_ABOUT THIS TASK:_ Output every entry exactly as it appears.
··· RECORDED INFORMATION ···
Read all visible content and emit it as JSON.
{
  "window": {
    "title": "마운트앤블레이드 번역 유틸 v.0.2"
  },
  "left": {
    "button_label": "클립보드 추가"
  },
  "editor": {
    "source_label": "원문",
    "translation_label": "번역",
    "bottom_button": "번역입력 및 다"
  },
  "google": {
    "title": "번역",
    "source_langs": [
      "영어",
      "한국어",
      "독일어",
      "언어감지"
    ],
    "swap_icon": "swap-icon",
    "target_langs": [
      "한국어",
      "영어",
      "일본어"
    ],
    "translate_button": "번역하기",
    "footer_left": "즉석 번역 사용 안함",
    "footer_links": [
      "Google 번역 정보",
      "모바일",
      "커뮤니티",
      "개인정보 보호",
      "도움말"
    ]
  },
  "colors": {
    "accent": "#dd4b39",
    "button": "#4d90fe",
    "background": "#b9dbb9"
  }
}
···
_EXERCISE SOLUTION:_
Read all visible content and emit it as JSON.
{
  "window": {
    "title": "마운트앤블레이드 번역 유틸 v.0.2"
  },
  "left": {
    "button_label": "클립보드 추가"
  },
  "editor": {
    "source_label": "원문",
    "translation_label": "번역",
    "bottom_button": "번역입력 및 다"
  },
  "google": {
    "title": "번역",
    "source_langs": [
      "영어",
      "한국어",
      "독일어",
      "언어감지"
    ],
    "swap_icon": "swap-icon",
    "target_langs": [
      "한국어",
      "영어",
      "일본어"
    ],
    "translate_button": "번역하기",
    "footer_left": "즉석 번역 사용 안함",
    "footer_links": [
      "Google 번역 정보",
      "모바일",
      "커뮤니티",
      "개인정보 보호",
      "도움말"
    ]
  },
  "colors": {
    "accent": "#dd4b39",
    "button": "#4d90fe",
    "background": "#b9dbb9"
  }
}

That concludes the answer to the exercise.